**EXERCISE**:
Please set down every record exactly as it appears below.

=== Begin Enclosure ===

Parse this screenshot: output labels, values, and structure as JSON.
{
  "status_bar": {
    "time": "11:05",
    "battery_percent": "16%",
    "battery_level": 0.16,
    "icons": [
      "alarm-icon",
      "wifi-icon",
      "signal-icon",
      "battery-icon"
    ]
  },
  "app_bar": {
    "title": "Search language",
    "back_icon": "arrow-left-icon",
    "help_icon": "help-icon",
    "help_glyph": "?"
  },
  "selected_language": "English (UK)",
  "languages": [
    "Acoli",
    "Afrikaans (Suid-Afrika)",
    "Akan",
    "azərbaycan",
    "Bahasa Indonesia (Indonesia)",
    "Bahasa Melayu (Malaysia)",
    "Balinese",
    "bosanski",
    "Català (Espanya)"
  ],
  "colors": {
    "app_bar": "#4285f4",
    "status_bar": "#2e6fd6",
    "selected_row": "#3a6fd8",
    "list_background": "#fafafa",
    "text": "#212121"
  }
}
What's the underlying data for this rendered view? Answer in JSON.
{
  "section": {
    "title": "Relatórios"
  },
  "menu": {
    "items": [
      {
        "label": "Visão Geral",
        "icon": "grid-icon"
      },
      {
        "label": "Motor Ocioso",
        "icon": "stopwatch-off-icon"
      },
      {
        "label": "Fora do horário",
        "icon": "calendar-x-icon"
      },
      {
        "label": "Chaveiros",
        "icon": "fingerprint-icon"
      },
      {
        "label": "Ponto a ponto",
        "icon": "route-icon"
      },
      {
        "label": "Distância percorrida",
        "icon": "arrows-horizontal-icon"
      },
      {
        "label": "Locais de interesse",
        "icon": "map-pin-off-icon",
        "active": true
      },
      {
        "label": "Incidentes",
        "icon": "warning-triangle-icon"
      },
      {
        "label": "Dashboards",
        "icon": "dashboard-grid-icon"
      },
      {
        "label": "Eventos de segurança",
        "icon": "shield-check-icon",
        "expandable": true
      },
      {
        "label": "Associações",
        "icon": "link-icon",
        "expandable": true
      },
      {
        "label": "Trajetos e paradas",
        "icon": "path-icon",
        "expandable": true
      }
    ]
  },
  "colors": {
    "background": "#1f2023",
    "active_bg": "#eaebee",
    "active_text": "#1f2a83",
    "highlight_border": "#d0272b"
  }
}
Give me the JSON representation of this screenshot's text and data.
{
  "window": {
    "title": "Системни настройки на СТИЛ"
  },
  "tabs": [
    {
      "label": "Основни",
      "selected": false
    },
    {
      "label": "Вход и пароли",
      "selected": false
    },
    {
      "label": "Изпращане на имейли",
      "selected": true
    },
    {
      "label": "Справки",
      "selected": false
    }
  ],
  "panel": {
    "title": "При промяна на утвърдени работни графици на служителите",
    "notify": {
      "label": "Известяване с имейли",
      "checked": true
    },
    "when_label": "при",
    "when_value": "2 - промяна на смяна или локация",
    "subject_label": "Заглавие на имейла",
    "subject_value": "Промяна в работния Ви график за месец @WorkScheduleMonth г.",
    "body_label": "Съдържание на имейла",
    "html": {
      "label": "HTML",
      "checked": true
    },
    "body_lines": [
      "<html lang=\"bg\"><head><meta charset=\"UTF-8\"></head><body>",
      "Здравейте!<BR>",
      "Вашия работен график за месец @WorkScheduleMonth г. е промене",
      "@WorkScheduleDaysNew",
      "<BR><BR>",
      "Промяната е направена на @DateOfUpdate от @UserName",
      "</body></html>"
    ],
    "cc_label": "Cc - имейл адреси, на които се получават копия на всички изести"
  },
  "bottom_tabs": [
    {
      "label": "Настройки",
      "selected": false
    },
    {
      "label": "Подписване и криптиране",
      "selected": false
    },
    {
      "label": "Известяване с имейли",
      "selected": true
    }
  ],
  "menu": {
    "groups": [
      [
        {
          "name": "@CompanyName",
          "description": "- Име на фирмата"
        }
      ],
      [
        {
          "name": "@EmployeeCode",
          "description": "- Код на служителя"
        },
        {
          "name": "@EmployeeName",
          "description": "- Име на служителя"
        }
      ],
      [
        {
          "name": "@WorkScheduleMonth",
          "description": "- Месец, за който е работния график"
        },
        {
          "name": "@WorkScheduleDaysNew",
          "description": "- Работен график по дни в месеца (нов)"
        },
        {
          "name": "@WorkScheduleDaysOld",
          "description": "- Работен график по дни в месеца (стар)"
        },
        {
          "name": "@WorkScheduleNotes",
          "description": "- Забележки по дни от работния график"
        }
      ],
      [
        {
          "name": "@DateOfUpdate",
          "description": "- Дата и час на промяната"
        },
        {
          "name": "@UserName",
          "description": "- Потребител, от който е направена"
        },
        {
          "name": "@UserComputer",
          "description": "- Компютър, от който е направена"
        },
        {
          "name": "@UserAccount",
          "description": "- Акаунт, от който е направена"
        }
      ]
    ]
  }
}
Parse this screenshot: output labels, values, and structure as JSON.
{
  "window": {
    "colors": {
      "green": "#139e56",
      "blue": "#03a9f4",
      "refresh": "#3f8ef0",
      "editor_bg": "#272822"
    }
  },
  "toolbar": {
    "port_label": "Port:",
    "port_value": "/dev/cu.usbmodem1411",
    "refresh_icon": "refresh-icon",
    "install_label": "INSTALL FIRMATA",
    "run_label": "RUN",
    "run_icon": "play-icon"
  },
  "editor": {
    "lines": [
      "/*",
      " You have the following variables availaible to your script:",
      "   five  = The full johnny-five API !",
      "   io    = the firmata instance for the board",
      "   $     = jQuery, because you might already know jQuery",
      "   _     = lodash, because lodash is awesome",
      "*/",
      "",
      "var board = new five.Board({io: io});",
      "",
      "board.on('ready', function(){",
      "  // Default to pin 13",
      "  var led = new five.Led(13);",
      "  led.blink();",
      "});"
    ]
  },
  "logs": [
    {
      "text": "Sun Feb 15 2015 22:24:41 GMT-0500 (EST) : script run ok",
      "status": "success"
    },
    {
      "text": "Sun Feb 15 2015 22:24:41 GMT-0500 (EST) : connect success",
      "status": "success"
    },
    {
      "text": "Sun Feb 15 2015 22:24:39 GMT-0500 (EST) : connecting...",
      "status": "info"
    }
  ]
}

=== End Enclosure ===

**TASK RESULT**:
Parse this screenshot: output labels, values, and structure as JSON.
{
  "status_bar": {
    "time": "11:05",
    "battery_percent": "16%",
    "battery_level": 0.16,
    "icons": [
      "alarm-icon",
      "wifi-icon",
      "signal-icon",
      "battery-icon"
    ]
  },
  "app_bar": {
    "title": "Search language",
    "back_icon": "arrow-left-icon",
    "help_icon": "help-icon",
    "help_glyph": "?"
  },
  "selected_language": "English (UK)",
  "languages": [
    "Acoli",
    "Afrikaans (Suid-Afrika)",
    "Akan",
    "azərbaycan",
    "Bahasa Indonesia (Indonesia)",
    "Bahasa Melayu (Malaysia)",
    "Balinese",
    "bosanski",
    "Català (Espanya)"
  ],
  "colors": {
    "app_bar": "#4285f4",
    "status_bar": "#2e6fd6",
    "selected_row": "#3a6fd8",
    "list_background": "#fafafa",
    "text": "#212121"
  }
}
What's the underlying data for this rendered view? Answer in JSON.
{
  "section": {
    "title": "Relatórios"
  },
  "menu": {
    "items": [
      {
        "label": "Visão Geral",
        "icon": "grid-icon"
      },
      {
        "label": "Motor Ocioso",
        "icon": "stopwatch-off-icon"
      },
      {
        "label": "Fora do horário",
        "icon": "calendar-x-icon"
      },
      {
        "label": "Chaveiros",
        "icon": "fingerprint-icon"
      },
      {
        "label": "Ponto a ponto",
        "icon": "route-icon"
      },
      {
        "label": "Distância percorrida",
        "icon": "arrows-horizontal-icon"
      },
      {
        "label": "Locais de interesse",
        "icon": "map-pin-off-icon",
        "active": true
      },
      {
        "label": "Incidentes",
        "icon": "warning-triangle-icon"
      },
      {
        "label": "Dashboards",
        "icon": "dashboard-grid-icon"
      },
      {
        "label": "Eventos de segurança",
        "icon": "shield-check-icon",
        "expandable": true
      },
      {
        "label": "Associações",
        "icon": "link-icon",
        "expandable": true
      },
      {
        "label": "Trajetos e paradas",
        "icon": "path-icon",
        "expandable": true
      }
    ]
  },
  "colors": {
    "background": "#1f2023",
    "active_bg": "#eaebee",
    "active_text": "#1f2a83",
    "highlight_border": "#d0272b"
  }
}
Give me the JSON representation of this screenshot's text and data.
{
  "window": {
    "title": "Системни настройки на СТИЛ"
  },
  "tabs": [
    {
      "label": "Основни",
      "selected": false
    },
    {
      "label": "Вход и пароли",
      "selected": false
    },
    {
      "label": "Изпращане на имейли",
      "selected": true
    },
    {
      "label": "Справки",
      "selected": false
    }
  ],
  "panel": {
    "title": "При промяна на утвърдени работни графици на служителите",
    "notify": {
      "label": "Известяване с имейли",
      "checked": true
    },
    "when_label": "при",
    "when_value": "2 - промяна на смяна или локация",
    "subject_label": "Заглавие на имейла",
    "subject_value": "Промяна в работния Ви график за месец @WorkScheduleMonth г.",
    "body_label": "Съдържание на имейла",
    "html": {
      "label": "HTML",
      "checked": true
    },
    "body_lines": [
      "<html lang=\"bg\"><head><meta charset=\"UTF-8\"></head><body>",
      "Здравейте!<BR>",
      "Вашия работен график за месец @WorkScheduleMonth г. е промене",
      "@WorkScheduleDaysNew",
      "<BR><BR>",
      "Промяната е направена на @DateOfUpdate от @UserName",
      "</body></html>"
    ],
    "cc_label": "Cc - имейл адреси, на които се получават копия на всички изести"
  },
  "bottom_tabs": [
    {
      "label": "Настройки",
      "selected": false
    },
    {
      "label": "Подписване и криптиране",
      "selected": false
    },
    {
      "label": "Известяване с имейли",
      "selected": true
    }
  ],
  "menu": {
    "groups": [
      [
        {
          "name": "@CompanyName",
          "description": "- Име на фирмата"
        }
      ],
      [
        {
          "name": "@EmployeeCode",
          "description": "- Код на служителя"
        },
        {
          "name": "@EmployeeName",
          "description": "- Име на служителя"
        }
      ],
      [
        {
          "name": "@WorkScheduleMonth",
          "description": "- Месец, за който е работния график"
        },
        {
          "name": "@WorkScheduleDaysNew",
          "description": "- Работен график по дни в месеца (нов)"
        },
        {
          "name": "@WorkScheduleDaysOld",
          "description": "- Работен график по дни в месеца (стар)"
        },
        {
          "name": "@WorkScheduleNotes",
          "description": "- Забележки по дни от работния график"
        }
      ],
      [
        {
          "name": "@DateOfUpdate",
          "description": "- Дата и час на промяната"
        },
        {
          "name": "@UserName",
          "description": "- Потребител, от който е направена"
        },
        {
          "name": "@UserComputer",
          "description": "- Компютър, от който е направена"
        },
        {
          "name": "@UserAccount",
          "description": "- Акаунт, от който е направена"
        }
      ]
    ]
  }
}
Parse this screenshot: output labels, values, and structure as JSON.
{
  "window": {
    "colors": {
      "green": "#139e56",
      "blue": "#03a9f4",
      "refresh": "#3f8ef0",
      "editor_bg": "#272822"
    }
  },
  "toolbar": {
    "port_label": "Port:",
    "port_value": "/dev/cu.usbmodem1411",
    "refresh_icon": "refresh-icon",
    "install_label": "INSTALL FIRMATA",
    "run_label": "RUN",
    "run_icon": "play-icon"
  },
  "editor": {
    "lines": [
      "/*",
      " You have the following variables availaible to your script:",
      "   five  = The full johnny-five API !",
      "   io    = the firmata instance for the board",
      "   $     = jQuery, because you might already know jQuery",
      "   _     = lodash, because lodash is awesome",
      "*/",
      "",
      "var board = new five.Board({io: io});",
      "",
      "board.on('ready', function(){",
      "  // Default to pin 13",
      "  var led = new five.Led(13);",
      "  led.blink();",
      "});"
    ]
  },
  "logs": [
    {
      "text": "Sun Feb 15 2015 22:24:41 GMT-0500 (EST) : script run ok",
      "status": "success"
    },
    {
      "text": "Sun Feb 15 2015 22:24:41 GMT-0500 (EST) : connect success",
      "status": "success"
    },
    {
      "text": "Sun Feb 15 2015 22:24:39 GMT-0500 (EST) : connecting...",
      "status": "info"
    }
  ]
}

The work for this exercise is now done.